● What needs to be done: Anywhere the string "have" shows up in the listing below, copy the line it is in.

• • •

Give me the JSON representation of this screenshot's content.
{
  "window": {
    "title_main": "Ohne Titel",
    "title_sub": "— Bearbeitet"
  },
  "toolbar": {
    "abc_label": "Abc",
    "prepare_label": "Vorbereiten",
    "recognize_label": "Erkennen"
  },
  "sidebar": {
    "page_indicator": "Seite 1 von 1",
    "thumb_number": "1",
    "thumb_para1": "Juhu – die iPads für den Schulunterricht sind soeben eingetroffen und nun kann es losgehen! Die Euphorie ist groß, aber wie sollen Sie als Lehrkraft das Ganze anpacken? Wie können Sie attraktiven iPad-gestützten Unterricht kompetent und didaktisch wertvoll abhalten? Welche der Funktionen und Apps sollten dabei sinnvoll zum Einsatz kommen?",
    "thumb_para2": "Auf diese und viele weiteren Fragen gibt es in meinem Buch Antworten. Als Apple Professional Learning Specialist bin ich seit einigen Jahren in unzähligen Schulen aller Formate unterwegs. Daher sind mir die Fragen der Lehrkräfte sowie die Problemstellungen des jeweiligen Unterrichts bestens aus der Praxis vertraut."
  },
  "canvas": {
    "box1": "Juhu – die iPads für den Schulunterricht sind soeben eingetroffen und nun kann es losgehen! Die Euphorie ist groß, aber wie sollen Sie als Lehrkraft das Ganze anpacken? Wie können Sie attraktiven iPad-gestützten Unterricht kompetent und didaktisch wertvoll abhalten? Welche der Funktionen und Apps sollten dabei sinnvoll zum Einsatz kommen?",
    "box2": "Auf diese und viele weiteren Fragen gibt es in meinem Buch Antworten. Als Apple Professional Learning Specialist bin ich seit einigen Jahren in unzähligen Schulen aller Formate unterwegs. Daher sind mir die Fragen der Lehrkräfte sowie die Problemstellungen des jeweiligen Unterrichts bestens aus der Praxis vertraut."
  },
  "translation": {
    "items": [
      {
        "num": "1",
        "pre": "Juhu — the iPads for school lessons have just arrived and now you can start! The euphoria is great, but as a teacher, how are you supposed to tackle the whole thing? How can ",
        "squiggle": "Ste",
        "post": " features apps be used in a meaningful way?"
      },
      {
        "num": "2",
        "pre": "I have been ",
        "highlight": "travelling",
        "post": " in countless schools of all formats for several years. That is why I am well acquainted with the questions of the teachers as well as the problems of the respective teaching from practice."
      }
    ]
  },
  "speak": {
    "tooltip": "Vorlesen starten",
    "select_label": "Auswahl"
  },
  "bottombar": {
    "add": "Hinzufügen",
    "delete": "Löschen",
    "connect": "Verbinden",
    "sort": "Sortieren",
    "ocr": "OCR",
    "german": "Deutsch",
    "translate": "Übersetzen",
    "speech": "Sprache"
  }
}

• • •

● Worked solution:
        "pre": "Juhu — the iPads for school lessons have just arrived and now you can start! The euphoria is great, but as a teacher, how are you supposed to tackle the whole thing? How can ",
        "pre": "I have been ",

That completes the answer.